Yesterday, Avianca announced that along with Viva, the two Colombian airlines filed an paperwork with Colombia’s civil aviation authority known as Aerocivil, appealing the government’s decision to deny the merger and integration of the two airlines into a holding company called Abra.
Now that Viva and Avianca have presented an appeal, the Colombian government has 2 months to issue a ruling.
Avianca said in a statement that if the Colombian government would approve the merger, the airlines would:
- Return a relevant percentage of airport slots – landing and takeoff permits at Bogotá’s El Dorado international airport to Aerocivil and assign slots with associated assets to competitors so that other airlines can expand operations in El Dorado.
- Maintain the separate Viva brand and its low-cost model while preserving the greatest number of jobs, keeping a number of its planes and the operation of the routes in which Viva flies exclusively.
- Protect air fares on the three routes both airlines fly exclusively as a result of the transaction.
- Offer codeshares or interline agreements with (Colombian government-owned) Satena on the routes where it is the only operator, saying this would strengthen the social role Satena plays connecting isolated communities in Colombia not served by major airlines.
- Maintain Viva’s interline agreements to ensure the connectivity that this company provides to passengers and other airlines.

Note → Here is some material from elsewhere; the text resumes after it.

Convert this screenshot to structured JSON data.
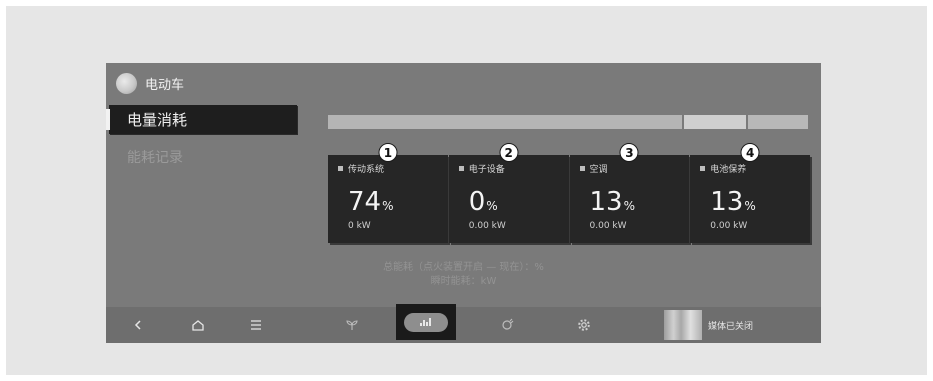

“We are open and willing to continue building the history of Colombia and contribute to strengthening the air market so that the country is increasingly more and better connected. For this reason, we put different alternatives on the table so that the authority can study them in light of protecting the largest number of formal jobs; maintain the regional connectivity that Viva offers; as well as your brand and what makes it special. All this, aimed at ensuring the general well-being of air transport users, especially those who have flown for the first time thanks to Viva,” said Adrian Neuhauser, President and CEO of Avianca (above photo).
This morning, Viva issued a statement saying:
This week we presented to Aerocivil, the appeal to the response in which we were denied in the first instance the alliance between Viva and Avianca. Although we are respectful of the decision of the authorities, we trust in the guarantees offered by the system, and in the approval in the second instance of the application that has been submitted, given that the necessary of this decision is demonstrated for the survival of Viva in the market and the preservation of the quality of the low-cost model in the country.
The approval of this alliance by Aerocivil, guarantees air connectivity of the country at low prices, the source of work of the more than 5,000 direct and indirect collaborators of Viva, and the brand and model that “got Colombians off the bus” and flying in an airplane. It has taken us 10 years to get where Viva is now and that is not achieved overnight. We cannot allow Viva to disappear.
Allowing Viva to have a shareholder with financial backing will help it face the difficult context that all airlines are currently experiencing due to adverse macroeconomic conditions; continue transporting, as we have done these 10 years, more than 40 million passengers, and the more than one million who travel by air for the first time each year. It would allow, contrary to what some say, the guarantee of low prices to the millions of travelers who ride airplanes every year, thanks undoubtedly to the benefits of the low-cost model with quality and safety in which we are experts. All this is possible only if the approval of the alliance with Avianca is given.
The assessment of ‘market concentration’ and/or monopoly that has been talked about so much in the context of this process are imprecise, since, on the contrary, this is an open market to compete, and with guarantees of participation. Colombia, unlike other countries of the American region, has one of the most competitive airline industries, demonstrated by the offer of eight suppliers of domestic flights and more than 20 for international flights. This figure will undoubtedly continue to grow.
Viva trusts that the proposals and solutions presented in the framework of the appeal will resolve the concerns of the Aviation Authority and guarantee the permanence of Viva in the market and with it, the low-cost model in Colombia.